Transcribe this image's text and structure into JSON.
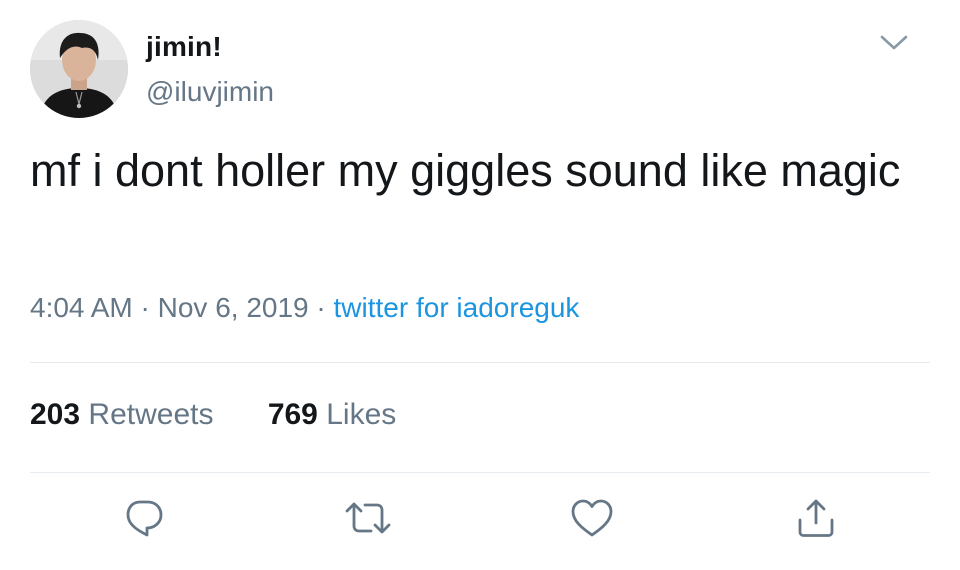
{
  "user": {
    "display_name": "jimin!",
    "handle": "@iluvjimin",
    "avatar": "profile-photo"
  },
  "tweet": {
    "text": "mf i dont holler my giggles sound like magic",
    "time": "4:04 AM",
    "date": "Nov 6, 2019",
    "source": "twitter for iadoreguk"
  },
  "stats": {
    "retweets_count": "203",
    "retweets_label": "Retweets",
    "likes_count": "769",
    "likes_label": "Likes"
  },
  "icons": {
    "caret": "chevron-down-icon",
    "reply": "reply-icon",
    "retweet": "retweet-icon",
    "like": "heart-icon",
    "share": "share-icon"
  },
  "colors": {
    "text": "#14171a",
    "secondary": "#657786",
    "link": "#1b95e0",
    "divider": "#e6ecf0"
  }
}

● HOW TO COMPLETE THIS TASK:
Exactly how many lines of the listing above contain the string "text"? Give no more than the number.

● OUTPUT FOR THIS TASK:
3